* there are about 11 publications citing EntropyHub, covering a broad range of scientific disciplines including neuroscience, meteorology and mathematics.
* the EntropyHub and EntropyHub.jl GitHub repositories have over 50 stars (42 and 11 respectively).
* the EntropyHub MatLab toolkit has been downloaded over 600 times from the MatLab file exchange!
We would like to extend our gratitude to all those who have used EntropyHub in their work, who have provided helpful feedback, and who starred the toolkit on GitHub and MatLab.
We plan to expand EntropyHub in the coming years and we hope that you will continue to support us in this endeavour.
Spread the word! ;)

July 2022

IEEE EMBC Symposium on Entropy Algorithms

At the 2022 IEEE EMBC conference in Glasgow, a symposium entitled Recent Advances in Entropy Algorithms for Biomedical Signals: Beyond Univariate Time Series
was organised by Prof. Javier Escudero and Prof. Anne Humeau-Huertier, introducing the latest methods in entropy analysis to the biomedical engineering community.
As part of this symposium, Dr Matt Flood presented EntropyHub, introducing the audience to the advantages and benefits offered by the toolkit.

February 2022

EntropyHub Presentation at IEEE EMBC Glasgow 2022

The 2022 IEEE Engineering in Medicine and Biology Conference (EMBC) will take place in Glasgow from 11-15 July. As part of the conference, there will be a symposium titled Recent Advances in Entropy Quantification Algorithms for Biomedical Signals: Beyond Univariate Time Series, where novel appications of entropy in biomedicine will be discussed.
Dr Matt Flood - founder and lead developer of EntropyHub - will give a presentation on EntropyHub as part of this symposium, introducing the toolkit, demonstrating its functionality, and revealing plans for future releases.

Read more about the conference programme here

Hope to meet you there!

December 2021

Version Update - EntropyHub v0.2

EntropyHub v0.2 includes two new bidimensional entropy methods:

November 2021

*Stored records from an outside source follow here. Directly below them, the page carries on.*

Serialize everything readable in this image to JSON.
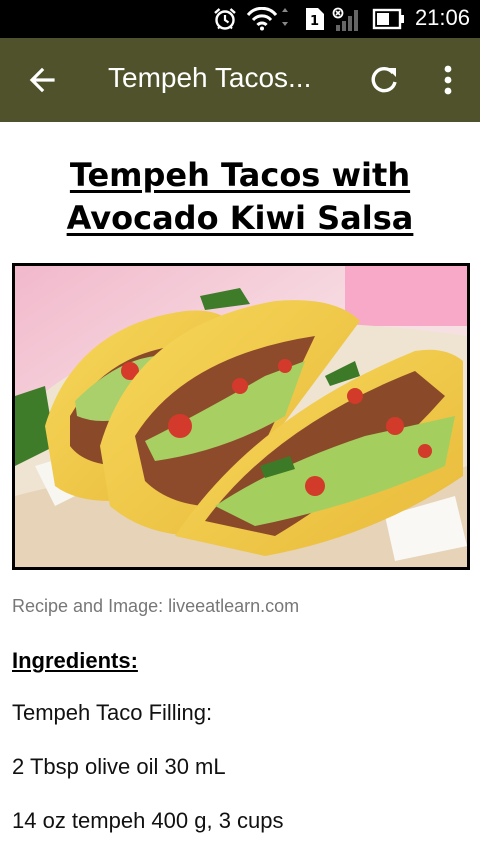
{
  "status_bar": {
    "time": "21:06",
    "sim_number": "1",
    "icons": [
      "alarm-icon",
      "wifi-icon",
      "sim-icon",
      "signal-icon",
      "battery-icon"
    ]
  },
  "app_bar": {
    "title": "Tempeh Tacos...",
    "background": "#4f522a",
    "icons": [
      "back-arrow-icon",
      "refresh-icon",
      "more-vert-icon"
    ]
  },
  "recipe": {
    "title_line1": "Tempeh Tacos with",
    "title_line2": "Avocado Kiwi Salsa",
    "credit": "Recipe and Image: liveeatlearn.com",
    "ingredients_heading": "Ingredients:",
    "ingredient_lines": [
      "Tempeh Taco Filling:",
      "2 Tbsp olive oil 30 mL",
      "14 oz tempeh 400 g, 3 cups"
    ]
  }
}
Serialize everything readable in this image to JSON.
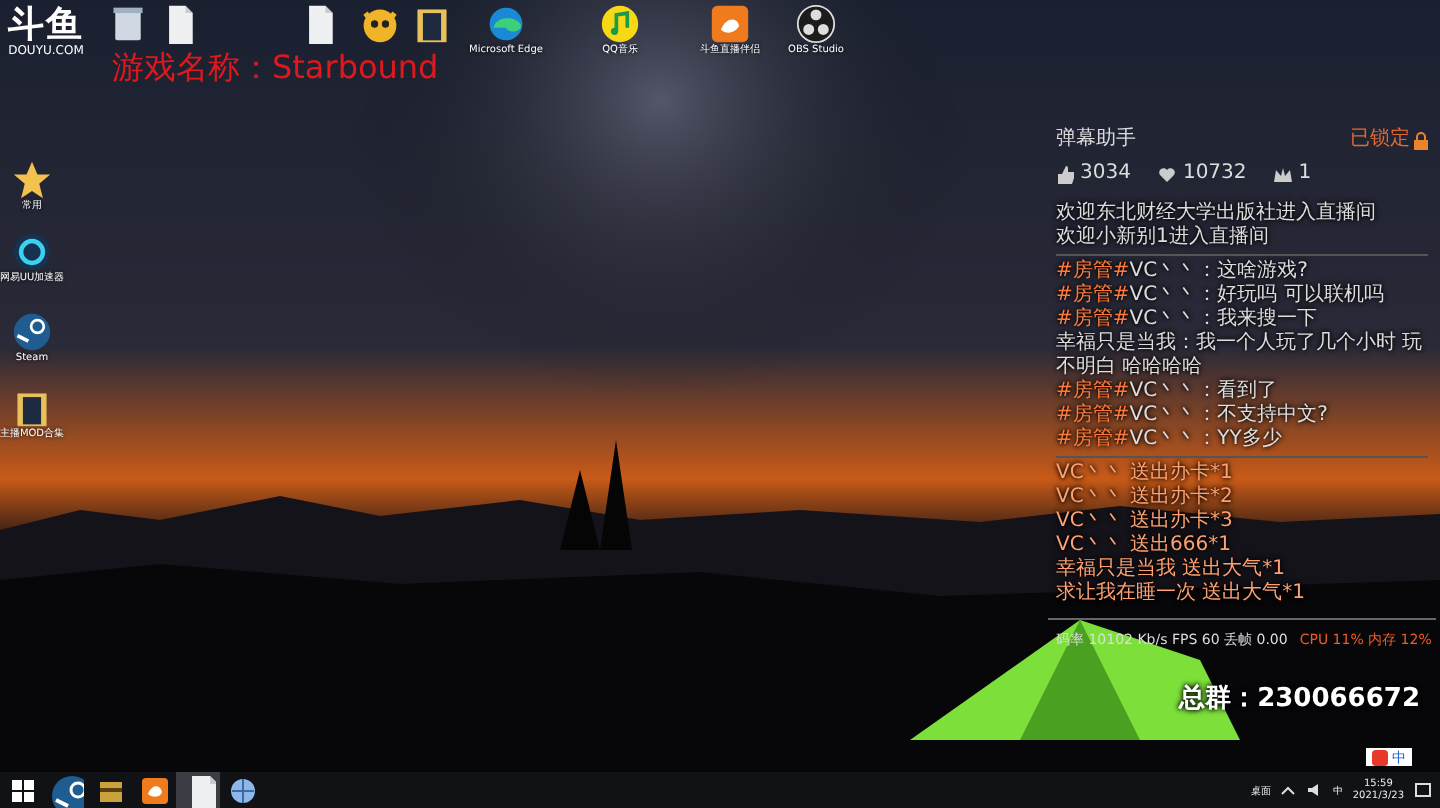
{
  "overlay": {
    "logo_text": "斗鱼",
    "logo_sub": "DOUYU.COM",
    "game_title": "游戏名称：Starbound"
  },
  "desktop_icons": [
    {
      "kind": "recycle"
    },
    {
      "kind": "file"
    },
    {
      "kind": "file"
    },
    {
      "kind": "cat"
    },
    {
      "kind": "folder"
    },
    {
      "kind": "edge",
      "label": "Microsoft Edge"
    },
    {
      "kind": "music",
      "label": "QQ音乐"
    },
    {
      "kind": "companion",
      "label": "斗鱼直播伴侣"
    },
    {
      "kind": "obs",
      "label": "OBS Studio"
    },
    {
      "kind": "star",
      "label": "常用"
    },
    {
      "kind": "uu",
      "label": "网易UU加速器"
    },
    {
      "kind": "steam",
      "label": "Steam"
    },
    {
      "kind": "folder",
      "label": "主播MOD合集"
    }
  ],
  "chat": {
    "title": "弹幕助手",
    "lock_label": "已锁定",
    "stats": [
      {
        "kind": "like",
        "value": "3034"
      },
      {
        "kind": "gift",
        "value": "10732"
      },
      {
        "kind": "crown",
        "value": "1"
      }
    ],
    "messages": [
      {
        "kind": "welcome",
        "text": "欢迎东北财经大学出版社进入直播间"
      },
      {
        "kind": "welcome",
        "text": "欢迎小新别1进入直播间"
      },
      {
        "kind": "chat",
        "badge": "#房管#",
        "user": "VC丶丶",
        "text": "：这啥游戏?"
      },
      {
        "kind": "chat",
        "badge": "#房管#",
        "user": "VC丶丶",
        "text": "：好玩吗 可以联机吗"
      },
      {
        "kind": "chat",
        "badge": "#房管#",
        "user": "VC丶丶",
        "text": "：我来搜一下"
      },
      {
        "kind": "chat",
        "user": "幸福只是当我",
        "text": "：我一个人玩了几个小时 玩不明白 哈哈哈哈"
      },
      {
        "kind": "chat",
        "badge": "#房管#",
        "user": "VC丶丶",
        "text": "：看到了"
      },
      {
        "kind": "chat",
        "badge": "#房管#",
        "user": "VC丶丶",
        "text": "：不支持中文?"
      },
      {
        "kind": "chat",
        "badge": "#房管#",
        "user": "VC丶丶",
        "text": "：YY多少"
      },
      {
        "kind": "gift",
        "text": "VC丶丶 送出办卡*1"
      },
      {
        "kind": "gift",
        "text": "VC丶丶 送出办卡*2"
      },
      {
        "kind": "gift",
        "text": "VC丶丶 送出办卡*3"
      },
      {
        "kind": "gift",
        "text": "VC丶丶 送出666*1"
      },
      {
        "kind": "gift",
        "text": "幸福只是当我 送出大气*1"
      },
      {
        "kind": "gift",
        "text": "求让我在睡一次 送出大气*1"
      }
    ],
    "footer_left": "码率 10102 Kb/s FPS 60 丢帧 0.00",
    "footer_right": "CPU 11% 内存 12%"
  },
  "group_number": "总群：230066672",
  "ime_label": "中",
  "taskbar": {
    "apps": [
      {
        "kind": "windows",
        "selected": false
      },
      {
        "kind": "steam",
        "selected": false
      },
      {
        "kind": "app",
        "selected": false
      },
      {
        "kind": "douyu",
        "selected": false
      },
      {
        "kind": "file",
        "selected": true
      },
      {
        "kind": "network",
        "selected": false
      }
    ],
    "desktop_label": "桌面",
    "input_label": "中",
    "time": "15:59",
    "date": "2021/3/23"
  }
}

Publication of paper on EntropyHub in PLoS One.

To bring EntropyHub to the attention of the wider scientific community, we are happy to announce that a paper describing the toolkit has been published in PLoS One.
Users of the toolkit are required to cite this paper if they use EntropyHub in the work.
Matthew W. Flood and Bernd Grimm,
EntropyHub: An Open-Source Toolkit for Entropic Time Series Analysis,
PLoS One 16(11):e0259448 (2021),
DOI: 10.1371/journal.pone.0259448

Version Update - EntropyHub v0.1.1

EntropyHub v0.1.1 includes corrections to the entropy of entropy (EnofEn) function. Following this update, users can specify the amplitude range (xmin, xmax) over which the number of slices (S1) are partitioned. See the source literature for more info.

June 2021

First release of EntropyHub (v0.1).

The initial release of the EntropyHub toolkit on all platforms including:

As with all initial releases, there may be some bugs, typo’s or other small issues that will be ironed out in time.